What is a Lottery?


A lottery is a form of gambling wherein numbers are drawn at random for a prize. It is illegal in some countries, while others endorse it to the extent of organizing a state or national lottery. It is also a common fundraising method for charities and public projects. It has been a popular form of entertainment in ancient times, and it is still very popular today. It can be addictive, and it has been known to derail a person’s life.

The history of lotteries is long and complicated. It dates back to ancient times, when people used to draw lots to distribute property and slaves among their servants and subjects. This practice was later expanded to include games of chance like the apophoreta, which were played at Saturnalian feasts. During these parties, the host would distribute pieces of wood with symbols on them to guests, and then at the end of the evening, prizes would be awarded by lot. These types of lotteries helped to finance major projects such as the Great Wall of China.

In modern times, lotteries are a very popular source of funding for public and private projects. They can be used to fund anything from new roads to public works, and they have also been used to finance the construction of many educational institutions. The lottery is also a popular way to raise money for charity and sports teams. However, some critics argue that lottery is a form of gambling and should be banned.

One of the most important things to remember about winning a lottery is that it is not impossible, but it will take time and effort. In order to win, you must pick a good number and study the results of past drawings. It’s best to avoid purchasing tickets from busy stores, as this will lower your chances of winning. It’s also a good idea to keep the ticket in a safe place and check it after each drawing. You should also make sure to know the rules of each game, as this will help you determine the odds of winning.

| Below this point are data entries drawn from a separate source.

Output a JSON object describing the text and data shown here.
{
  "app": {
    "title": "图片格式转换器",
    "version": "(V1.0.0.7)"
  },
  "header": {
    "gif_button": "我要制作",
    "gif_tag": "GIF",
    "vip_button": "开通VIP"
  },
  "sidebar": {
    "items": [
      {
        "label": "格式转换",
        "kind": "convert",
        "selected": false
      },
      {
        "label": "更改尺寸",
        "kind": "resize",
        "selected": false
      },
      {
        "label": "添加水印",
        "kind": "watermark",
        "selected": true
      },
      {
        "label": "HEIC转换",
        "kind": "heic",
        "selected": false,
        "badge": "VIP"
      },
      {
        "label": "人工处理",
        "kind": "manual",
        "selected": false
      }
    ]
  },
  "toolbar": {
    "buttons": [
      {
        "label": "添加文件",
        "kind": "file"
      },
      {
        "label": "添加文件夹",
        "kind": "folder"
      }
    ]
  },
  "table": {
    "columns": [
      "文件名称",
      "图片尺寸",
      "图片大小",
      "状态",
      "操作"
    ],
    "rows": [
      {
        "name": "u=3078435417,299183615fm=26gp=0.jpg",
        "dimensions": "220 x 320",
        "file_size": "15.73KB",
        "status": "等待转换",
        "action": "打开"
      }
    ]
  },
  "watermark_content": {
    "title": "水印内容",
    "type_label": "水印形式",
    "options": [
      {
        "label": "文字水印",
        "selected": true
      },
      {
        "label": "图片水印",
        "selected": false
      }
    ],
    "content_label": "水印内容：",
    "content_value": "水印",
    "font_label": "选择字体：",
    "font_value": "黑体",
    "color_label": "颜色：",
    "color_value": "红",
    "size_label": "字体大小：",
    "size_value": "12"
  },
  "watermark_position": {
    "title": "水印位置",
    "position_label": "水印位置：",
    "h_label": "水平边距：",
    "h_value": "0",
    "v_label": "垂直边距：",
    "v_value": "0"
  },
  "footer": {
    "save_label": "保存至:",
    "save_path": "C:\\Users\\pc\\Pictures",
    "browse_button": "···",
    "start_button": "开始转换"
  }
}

While the purchase of lottery tickets cannot be accounted for by decision models based on expected value maximization, it can be explained by risk-seeking behavior. The lottery is a risky proposition, but it creates a sense of excitement and provides purchasers with an opportunity to indulge in their fantasies of becoming rich. It may also be that people who purchase the lottery are attempting to escape the burden of working for the man, and this is a very real problem in our age of inequality and limited social mobility.

In addition, it is important to consider the tax implications of winning the lottery. Many states have a progressive taxation system, and the amount of money you receive from winning the lottery will depend on the state in which you live. For example, in Massachusetts, the amount of your winnings will decrease if you are a resident of the city of Boston.